*** Block opens ***

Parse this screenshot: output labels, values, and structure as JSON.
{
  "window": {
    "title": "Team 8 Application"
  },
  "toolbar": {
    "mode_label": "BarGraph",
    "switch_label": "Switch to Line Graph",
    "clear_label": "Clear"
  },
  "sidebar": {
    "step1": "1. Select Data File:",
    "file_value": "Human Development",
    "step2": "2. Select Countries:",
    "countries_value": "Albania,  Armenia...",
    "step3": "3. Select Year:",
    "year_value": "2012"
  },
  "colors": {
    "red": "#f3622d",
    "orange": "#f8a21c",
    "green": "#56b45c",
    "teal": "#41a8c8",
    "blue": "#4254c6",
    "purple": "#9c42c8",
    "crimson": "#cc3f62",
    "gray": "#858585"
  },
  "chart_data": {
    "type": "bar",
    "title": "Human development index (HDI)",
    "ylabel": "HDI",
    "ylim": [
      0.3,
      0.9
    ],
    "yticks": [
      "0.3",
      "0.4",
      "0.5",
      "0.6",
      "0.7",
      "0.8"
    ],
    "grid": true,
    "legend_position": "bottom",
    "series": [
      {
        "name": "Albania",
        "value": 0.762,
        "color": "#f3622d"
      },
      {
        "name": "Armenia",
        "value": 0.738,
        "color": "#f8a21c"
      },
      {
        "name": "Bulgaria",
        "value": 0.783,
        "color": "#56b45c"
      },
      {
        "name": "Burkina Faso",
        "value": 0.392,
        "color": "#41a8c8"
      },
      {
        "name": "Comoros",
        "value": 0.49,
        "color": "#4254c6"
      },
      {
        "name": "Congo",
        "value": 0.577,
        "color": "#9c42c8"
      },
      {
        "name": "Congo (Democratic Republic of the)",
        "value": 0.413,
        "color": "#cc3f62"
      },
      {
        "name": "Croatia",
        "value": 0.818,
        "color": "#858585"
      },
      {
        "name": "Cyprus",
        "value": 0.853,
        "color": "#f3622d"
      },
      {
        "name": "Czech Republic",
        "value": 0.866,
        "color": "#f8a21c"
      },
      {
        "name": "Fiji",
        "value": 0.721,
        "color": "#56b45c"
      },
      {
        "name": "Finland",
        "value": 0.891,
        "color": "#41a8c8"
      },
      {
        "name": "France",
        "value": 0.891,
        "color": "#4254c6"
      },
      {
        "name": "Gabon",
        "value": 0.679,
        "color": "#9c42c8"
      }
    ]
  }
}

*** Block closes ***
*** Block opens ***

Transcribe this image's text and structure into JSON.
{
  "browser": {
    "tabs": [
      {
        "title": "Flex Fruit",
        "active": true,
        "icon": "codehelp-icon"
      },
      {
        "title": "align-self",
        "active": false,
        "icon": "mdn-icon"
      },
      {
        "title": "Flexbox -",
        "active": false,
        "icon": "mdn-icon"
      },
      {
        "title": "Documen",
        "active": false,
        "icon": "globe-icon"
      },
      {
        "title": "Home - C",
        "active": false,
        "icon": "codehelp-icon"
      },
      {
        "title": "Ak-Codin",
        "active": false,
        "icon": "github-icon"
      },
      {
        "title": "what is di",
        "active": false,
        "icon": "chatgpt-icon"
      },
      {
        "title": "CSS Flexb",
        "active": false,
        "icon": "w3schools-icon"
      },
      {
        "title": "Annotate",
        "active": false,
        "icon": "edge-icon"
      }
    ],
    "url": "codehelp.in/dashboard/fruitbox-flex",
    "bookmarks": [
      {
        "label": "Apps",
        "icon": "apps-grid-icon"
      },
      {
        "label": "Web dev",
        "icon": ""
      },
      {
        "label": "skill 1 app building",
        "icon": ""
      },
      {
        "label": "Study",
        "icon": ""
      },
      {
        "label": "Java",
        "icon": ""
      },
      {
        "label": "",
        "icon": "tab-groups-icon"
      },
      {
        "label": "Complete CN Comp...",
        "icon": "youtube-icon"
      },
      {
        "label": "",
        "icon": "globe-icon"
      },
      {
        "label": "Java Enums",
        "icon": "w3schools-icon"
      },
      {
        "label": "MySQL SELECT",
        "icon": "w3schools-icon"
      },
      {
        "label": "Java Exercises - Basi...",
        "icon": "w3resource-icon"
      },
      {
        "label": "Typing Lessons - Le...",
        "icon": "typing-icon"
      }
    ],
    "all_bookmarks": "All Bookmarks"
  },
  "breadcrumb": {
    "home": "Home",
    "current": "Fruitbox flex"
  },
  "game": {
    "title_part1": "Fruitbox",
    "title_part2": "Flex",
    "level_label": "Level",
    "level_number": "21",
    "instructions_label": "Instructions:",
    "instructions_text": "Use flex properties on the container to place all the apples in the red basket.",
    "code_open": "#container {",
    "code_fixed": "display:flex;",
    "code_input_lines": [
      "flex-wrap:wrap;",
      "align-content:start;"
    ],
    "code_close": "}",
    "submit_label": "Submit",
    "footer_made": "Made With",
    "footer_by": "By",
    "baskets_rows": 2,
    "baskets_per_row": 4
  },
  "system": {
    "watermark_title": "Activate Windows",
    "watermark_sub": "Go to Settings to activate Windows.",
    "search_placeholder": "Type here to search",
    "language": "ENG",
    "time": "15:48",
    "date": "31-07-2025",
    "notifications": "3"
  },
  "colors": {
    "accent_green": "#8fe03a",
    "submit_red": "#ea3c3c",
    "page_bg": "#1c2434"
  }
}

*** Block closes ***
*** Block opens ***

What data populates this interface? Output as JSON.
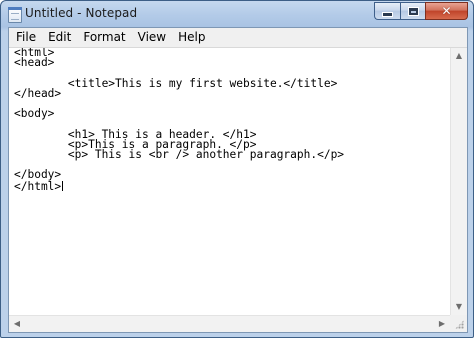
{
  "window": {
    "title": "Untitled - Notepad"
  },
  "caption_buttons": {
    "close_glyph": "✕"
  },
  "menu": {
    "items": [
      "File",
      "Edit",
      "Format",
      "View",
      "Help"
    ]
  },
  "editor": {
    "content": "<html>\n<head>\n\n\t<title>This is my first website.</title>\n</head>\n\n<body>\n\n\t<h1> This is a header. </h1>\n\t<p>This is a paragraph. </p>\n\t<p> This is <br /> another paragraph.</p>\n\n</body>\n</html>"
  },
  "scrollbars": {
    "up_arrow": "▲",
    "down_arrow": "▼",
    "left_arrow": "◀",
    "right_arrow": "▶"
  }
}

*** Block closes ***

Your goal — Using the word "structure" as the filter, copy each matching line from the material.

Task solution —
Parse this screenshot: output labels, values, and structure as JSON.
Transcribe this image's text and structure into JSON.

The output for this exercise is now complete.